Sequoia joined Venice Arts’ Summer Media Arts Camp and subsequently deepened her photographic learning through the Advanced Studies program, which offers students a 1:1 mentoring; assistance with applications to college, competitions, and film festivals; and internship placements. Her work explores issues of colorism and identity through portraits of the women in her family.

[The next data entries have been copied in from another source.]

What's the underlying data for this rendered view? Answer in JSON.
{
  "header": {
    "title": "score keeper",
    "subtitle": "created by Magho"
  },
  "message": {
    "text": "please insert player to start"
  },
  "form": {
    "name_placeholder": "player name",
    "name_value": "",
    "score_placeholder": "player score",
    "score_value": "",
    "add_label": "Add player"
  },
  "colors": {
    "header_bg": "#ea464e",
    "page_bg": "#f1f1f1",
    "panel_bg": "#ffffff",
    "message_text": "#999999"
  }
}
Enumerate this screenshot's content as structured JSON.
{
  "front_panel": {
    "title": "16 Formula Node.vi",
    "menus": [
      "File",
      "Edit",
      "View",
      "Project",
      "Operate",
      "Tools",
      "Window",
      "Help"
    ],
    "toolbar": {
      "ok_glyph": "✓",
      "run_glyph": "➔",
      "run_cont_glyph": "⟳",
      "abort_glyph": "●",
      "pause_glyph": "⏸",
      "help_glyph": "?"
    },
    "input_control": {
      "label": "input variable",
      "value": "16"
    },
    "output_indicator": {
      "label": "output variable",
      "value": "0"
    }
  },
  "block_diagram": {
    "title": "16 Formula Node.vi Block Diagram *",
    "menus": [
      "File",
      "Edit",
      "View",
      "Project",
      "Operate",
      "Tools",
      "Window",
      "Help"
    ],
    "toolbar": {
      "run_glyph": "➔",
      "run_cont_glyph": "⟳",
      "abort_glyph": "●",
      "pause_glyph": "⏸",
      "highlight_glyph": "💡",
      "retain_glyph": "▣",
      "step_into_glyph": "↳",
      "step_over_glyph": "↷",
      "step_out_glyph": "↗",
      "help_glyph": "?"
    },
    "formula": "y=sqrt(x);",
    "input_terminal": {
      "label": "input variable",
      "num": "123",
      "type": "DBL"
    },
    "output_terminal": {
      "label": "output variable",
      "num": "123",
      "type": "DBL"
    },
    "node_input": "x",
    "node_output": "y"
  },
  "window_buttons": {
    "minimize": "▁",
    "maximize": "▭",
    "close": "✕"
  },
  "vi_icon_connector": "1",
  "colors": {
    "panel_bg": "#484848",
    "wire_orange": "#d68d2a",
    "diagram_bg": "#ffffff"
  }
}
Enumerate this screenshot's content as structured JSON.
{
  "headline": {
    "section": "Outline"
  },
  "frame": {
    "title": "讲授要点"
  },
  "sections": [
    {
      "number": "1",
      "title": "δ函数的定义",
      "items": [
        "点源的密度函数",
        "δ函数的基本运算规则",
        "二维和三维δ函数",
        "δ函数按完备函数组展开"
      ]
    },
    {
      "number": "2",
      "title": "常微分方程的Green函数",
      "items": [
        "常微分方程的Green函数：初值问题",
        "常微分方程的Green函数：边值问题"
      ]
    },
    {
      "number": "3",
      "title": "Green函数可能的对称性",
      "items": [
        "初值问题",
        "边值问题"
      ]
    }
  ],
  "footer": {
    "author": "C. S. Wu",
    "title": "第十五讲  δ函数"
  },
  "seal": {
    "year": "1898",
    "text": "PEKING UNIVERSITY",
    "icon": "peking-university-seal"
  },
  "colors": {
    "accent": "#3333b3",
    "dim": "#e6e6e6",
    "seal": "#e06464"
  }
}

Sequoia has received multiple accolades for her work. She was awarded the 2015 Scholastics Gold Key Award in both Photography and Art Portfolio. Through the help of her artist-mentors, Sequoia applied to the National YoungArts Foundation and was selected as a Finalist—one of 10 young photographers nationwide and only 170 young artists from an applicant pool of over 11,000. Sequoia traveled to Miami to participate in National YoungArts Week, joining other young artists from around the country for an intensive week of Master classes with world-renowned artists. 

In Sequoia’s own words:

"We'll, it's either her or the blow. What you gonna choose?" he asks her. She pauses, looking from me to the tiny white package: "Baby, c'mere... he's a nice man, he won't hurt you..." she says, stammering. Standing at the door, I stare deep into her eyes—my mothers' eyes. I knew that look and it scared me. Slowly backing out the door, I cautiously shook my head, "no." My mother, instantaneously irritated by my defiance, reaches to grab me but manages only a handful of air, for I had already begun my escape down the stairs, past the people on the mattresses and out of the foul-smelling house.

I live in Los Angeles, California but I attend New Roads School, in Santa Monica, California. Looking back on my life, my artistic journey was influenced by my mother and her inability to take care of my older brother and I. Since that day I’ve had a keen interest in portraiture. Specifically, the emotions exemplified through one’s eyes. I like to interact with my subjects while photographing them. My previous homelessness and being a former foster youth has also influenced my artistic vision and approach in photographing.